Which is why this fountain of self-refuting boasts (“I have a very good brain”) lies so much. He does so less to deceive anyone than to reassure himself. And as balm for his base, which remains oblivious to his likely contempt for them as sheep who can be effortlessly gulled by preposterous fictions. The tungsten strength of his supporters’ loyalty is as impressive as his indifference to expanding their numbers.

This strikes me as an accurate–indeed, a perceptive– description.

I just can’t help wondering what a similarly penetrating examination of George Will would look like.

 

This Is Our Challenge

Charles Blow is one of the very few columnists who almost always cuts to the very heart of an issue.  His clarity was particularly pronounced in his January 11th column, “The Lowest White Man.”

He began with a description of Donald Trump that mirrored what most sentient Americans already know:

I guess Donald Trump was eager to counter the impression in Michael Wolff’s book that he is irascible, mentally small and possibly insane. On Tuesday, he allowed a bipartisan session in the White House about immigration to be televised for nearly an hour.

Surely, he thought that he would be able to demonstrate to the world his lucidity and acumen, his grasp of the issues and his relish for rapprochement with his political adversaries.

But instead what came through was the image of a man who had absolutely no idea what he was talking about; a man who says things that are 180 degrees from the things he has said before; a man who has no clear line of reasoning; a man who is clearly out of his depth and willing to do and say anything to please the people in front of him.

Blow acknowleged Trump’s antipathy  to people who are not white, but refused to attribute his intransigence about the wall to anything as coherent as bigotry, reminding readers that the original idea of building a wall and making Mexico pay for it was just a cheap campaign stunt. (Trump doesn’t have actual policy positions; that would require reading more than the chyron running on the screen beneath Fox and Friends.)

The column then asks and answers the real question, the one I’ve heard a million times–from family, from friends, from colleagues: why can’t his base see what we all see? How can anyone still support this pathetic buffoon?

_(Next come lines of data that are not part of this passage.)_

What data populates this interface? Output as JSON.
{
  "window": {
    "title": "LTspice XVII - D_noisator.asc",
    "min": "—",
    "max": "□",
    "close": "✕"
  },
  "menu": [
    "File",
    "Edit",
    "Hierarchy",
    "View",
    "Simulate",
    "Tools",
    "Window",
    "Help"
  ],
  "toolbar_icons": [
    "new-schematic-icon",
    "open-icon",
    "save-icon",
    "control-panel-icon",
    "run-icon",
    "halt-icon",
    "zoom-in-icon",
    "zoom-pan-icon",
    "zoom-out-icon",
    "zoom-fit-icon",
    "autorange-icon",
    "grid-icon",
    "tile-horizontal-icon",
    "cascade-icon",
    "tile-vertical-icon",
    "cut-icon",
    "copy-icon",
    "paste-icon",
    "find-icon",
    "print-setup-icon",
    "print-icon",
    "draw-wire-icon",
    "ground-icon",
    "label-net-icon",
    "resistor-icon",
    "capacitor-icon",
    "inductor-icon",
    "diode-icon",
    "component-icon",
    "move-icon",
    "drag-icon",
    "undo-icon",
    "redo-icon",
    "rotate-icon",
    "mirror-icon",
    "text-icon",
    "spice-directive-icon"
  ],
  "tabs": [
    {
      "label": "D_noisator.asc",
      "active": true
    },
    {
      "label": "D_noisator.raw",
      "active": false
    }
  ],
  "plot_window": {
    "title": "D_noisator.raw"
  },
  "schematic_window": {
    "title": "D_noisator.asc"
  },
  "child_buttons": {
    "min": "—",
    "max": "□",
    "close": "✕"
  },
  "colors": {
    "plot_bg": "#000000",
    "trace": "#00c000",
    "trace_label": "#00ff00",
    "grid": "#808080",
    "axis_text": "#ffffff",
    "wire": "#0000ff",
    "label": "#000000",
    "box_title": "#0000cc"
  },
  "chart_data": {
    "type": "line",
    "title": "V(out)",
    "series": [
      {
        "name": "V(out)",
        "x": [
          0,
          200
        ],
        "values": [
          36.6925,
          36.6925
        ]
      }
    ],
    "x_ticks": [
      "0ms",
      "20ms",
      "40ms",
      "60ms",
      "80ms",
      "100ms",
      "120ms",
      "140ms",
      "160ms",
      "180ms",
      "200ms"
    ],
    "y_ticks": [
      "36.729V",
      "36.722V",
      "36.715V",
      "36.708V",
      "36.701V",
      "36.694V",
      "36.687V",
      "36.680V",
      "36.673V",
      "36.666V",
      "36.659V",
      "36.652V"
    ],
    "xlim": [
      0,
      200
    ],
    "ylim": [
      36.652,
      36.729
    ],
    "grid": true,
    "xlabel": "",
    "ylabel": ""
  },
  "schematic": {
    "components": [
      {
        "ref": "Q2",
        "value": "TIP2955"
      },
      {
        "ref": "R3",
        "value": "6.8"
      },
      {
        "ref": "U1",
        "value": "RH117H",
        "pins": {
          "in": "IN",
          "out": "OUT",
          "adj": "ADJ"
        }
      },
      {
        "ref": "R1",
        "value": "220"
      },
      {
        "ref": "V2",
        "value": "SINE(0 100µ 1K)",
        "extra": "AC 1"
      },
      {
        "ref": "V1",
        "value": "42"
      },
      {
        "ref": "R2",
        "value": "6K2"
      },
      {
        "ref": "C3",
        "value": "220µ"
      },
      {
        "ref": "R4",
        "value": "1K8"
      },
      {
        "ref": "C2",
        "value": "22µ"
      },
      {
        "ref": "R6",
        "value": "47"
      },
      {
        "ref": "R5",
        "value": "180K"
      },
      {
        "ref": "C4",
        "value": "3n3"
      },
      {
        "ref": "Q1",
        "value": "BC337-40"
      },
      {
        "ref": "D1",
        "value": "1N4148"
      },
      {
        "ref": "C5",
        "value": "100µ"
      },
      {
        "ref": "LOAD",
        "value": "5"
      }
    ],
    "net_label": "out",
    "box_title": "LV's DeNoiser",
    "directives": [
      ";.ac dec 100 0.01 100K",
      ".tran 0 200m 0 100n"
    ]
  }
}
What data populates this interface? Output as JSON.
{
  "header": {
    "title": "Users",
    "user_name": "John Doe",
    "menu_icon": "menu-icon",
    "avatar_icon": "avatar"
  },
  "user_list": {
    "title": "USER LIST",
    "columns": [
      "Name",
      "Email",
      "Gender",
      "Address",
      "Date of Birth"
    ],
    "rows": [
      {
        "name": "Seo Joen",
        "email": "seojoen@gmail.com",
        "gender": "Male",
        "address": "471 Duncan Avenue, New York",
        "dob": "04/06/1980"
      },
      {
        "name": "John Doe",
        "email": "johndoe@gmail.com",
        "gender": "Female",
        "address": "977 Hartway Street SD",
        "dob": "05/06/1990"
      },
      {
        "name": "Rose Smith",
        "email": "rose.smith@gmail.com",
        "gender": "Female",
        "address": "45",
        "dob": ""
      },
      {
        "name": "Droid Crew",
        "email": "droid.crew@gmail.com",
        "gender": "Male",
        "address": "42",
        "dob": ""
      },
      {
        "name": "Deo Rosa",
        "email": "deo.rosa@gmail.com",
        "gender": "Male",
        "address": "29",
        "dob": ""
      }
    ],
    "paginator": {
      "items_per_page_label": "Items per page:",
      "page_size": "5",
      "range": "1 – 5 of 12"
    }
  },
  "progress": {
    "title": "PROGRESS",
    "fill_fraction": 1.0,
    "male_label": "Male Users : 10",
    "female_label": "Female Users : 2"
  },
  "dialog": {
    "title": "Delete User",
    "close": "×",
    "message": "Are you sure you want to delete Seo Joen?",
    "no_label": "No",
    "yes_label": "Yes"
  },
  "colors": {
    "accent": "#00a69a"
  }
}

That is because Trump is man-as-message, man-as-messiah. Trump support isn’t philosophical but theological.

Trumpism is a religion founded on patriarchy and white supremacy.

It is the belief that even the least qualified man is a better choice than the most qualified woman and a belief that the most vile, anti-intellectual, scandal-plagued simpleton of a white man is sufficient to follow in the presidential footsteps of the best educated, most eloquent, most affable black man.

As President Lyndon B. Johnson saidin the 1960s to a young Bill Moyers: “If you can convince the lowest white man he’s better than the best colored man, he won’t notice you’re picking his pocket. Hell, give him somebody to look down on, and he’ll empty his pockets for you.”

Trump’s supporters are saying to us, screaming to us, that although he may be the “lowest white man,” he is still better than Barack Obama, the “best colored man.”

There is, of course, a copious history that prompted Johnson’s observation. Poor whites in the post Civil War South were kept compliant by reassurances that–no matter how wretched they were–they were better than those black people, and entitled to their superior status.

There are too many white guys, north and south, who still cling to the comforting belief that their skin color and male genitals make them better than those “others”–women, Jews, gays, immigrants, and even (as we have recently seen) Native Americans. But consistently and especially, black people.

They found Obama’s Presidency intolerable, and they are Trump’s committed base.

No matter how much of an embarrassment and a failure Trump proves to be, his exploits must be judged a success. He must be deemed a correction to Barack Obama and a superior choice to Hillary Clinton. White supremacy demands it. Patriarchy demands it. Trump’s supporters demand it.

That belief, ultimately, is what the resistance is about. That is the worldview that absolutely must be left in the dustbin of history.